Monday, May 21, 2012


I went to a retirement party the other evening for my good friend Dick Grant. Dick is a passionate birder and carver of bird sculptures, and he made a few remarks about birding. Of binoculars he said: "They not only let you see things better; they let you see things you didn't even know were there."

What a tiny little window it is we have on the world with our unaided senses. Natural selection endowed us with just enough perceptual apparatus as was appropriate to our size and needs. The needs for our survival as animals in the wild.

But Dick is not an animal in the wild. He has self-awareness, curiosity, and a keen sense of beauty. Binoculars extend his senses, open wider the window of the senses. He sees things that the rest of us don't even know are there.
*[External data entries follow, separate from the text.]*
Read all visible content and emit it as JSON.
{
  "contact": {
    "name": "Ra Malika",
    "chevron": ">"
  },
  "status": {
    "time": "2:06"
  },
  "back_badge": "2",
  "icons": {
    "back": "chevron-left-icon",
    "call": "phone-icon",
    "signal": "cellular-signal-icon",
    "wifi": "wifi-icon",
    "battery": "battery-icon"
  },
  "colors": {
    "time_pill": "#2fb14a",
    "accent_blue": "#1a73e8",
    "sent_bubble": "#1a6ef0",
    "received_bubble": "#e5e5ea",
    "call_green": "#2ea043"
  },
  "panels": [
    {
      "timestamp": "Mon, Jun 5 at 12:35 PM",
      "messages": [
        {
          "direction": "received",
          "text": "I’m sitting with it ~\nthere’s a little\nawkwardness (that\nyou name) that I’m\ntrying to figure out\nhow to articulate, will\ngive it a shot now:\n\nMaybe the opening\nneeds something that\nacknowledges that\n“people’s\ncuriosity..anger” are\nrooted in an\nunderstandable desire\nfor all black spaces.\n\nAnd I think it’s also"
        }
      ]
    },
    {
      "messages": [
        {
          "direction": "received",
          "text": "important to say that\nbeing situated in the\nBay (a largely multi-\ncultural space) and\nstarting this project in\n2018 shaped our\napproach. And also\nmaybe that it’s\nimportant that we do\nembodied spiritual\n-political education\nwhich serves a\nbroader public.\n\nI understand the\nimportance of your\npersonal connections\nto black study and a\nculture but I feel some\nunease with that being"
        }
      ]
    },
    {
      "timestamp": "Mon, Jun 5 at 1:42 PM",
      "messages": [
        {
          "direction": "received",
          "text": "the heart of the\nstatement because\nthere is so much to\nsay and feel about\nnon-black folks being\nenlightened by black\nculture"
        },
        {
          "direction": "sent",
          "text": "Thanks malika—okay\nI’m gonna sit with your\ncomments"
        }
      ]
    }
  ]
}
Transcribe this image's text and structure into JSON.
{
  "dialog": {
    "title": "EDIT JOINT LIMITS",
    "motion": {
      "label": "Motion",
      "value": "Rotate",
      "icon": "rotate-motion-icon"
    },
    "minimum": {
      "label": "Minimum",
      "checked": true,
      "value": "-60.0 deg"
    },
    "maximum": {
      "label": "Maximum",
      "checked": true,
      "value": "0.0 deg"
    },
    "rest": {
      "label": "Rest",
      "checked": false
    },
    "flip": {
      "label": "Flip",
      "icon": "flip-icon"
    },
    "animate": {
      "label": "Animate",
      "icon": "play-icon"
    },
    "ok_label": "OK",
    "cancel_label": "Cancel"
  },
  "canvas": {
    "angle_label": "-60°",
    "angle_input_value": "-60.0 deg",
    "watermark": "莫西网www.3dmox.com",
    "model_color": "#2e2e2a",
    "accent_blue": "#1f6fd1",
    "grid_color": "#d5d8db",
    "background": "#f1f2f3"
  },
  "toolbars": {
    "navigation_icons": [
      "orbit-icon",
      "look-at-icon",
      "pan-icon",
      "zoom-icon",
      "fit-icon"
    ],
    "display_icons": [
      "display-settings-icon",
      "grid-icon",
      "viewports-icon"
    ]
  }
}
Our eyes evolved to make use of available light, which was basically that part of the radiation of a yellow star that makes it through the Earth's atmosphere. But now we have climbed above the atmosphere, with instruments sensitive to parts of the electromagnetic spectrum that our eyes are blind to. We not only see better, we see things we never knew were there.

Consider the image above, of the Cygnus X star-forming region in the constellation Cygnus, made with the European Space Agency's Herschel Infrared Space Observatory (click, and again, to enlarge). A 3.5-meter reflecting telescope and instruments cooled to near absolute zero (so it won't be observing its own heat). A two-month journey to a gravitationally stable station around the second Lagrange point in the Earth-Sun system (far enough away from Earth not to be sensitive to Earth's own heat).

This is binoculars to the nth power.

How big a part of the sky? A dozen full Moons could line up across the image. A great window of the night through which we see with our unaided eyes only a sprinkling a stars.

The colors in the image, though beautiful, are false. What you are seeing here is heat from cool gases. Gases roiling and streaming as stars and planetary systems are born. 4500 light-years away in the arms of the Milky Way Galaxy. 500 light-years wide; the Sun and our nearest neighboring star Alpha Centauri are as far apart as those little pairs of bright spots on the right.

What a universe! In the heart of the Swan.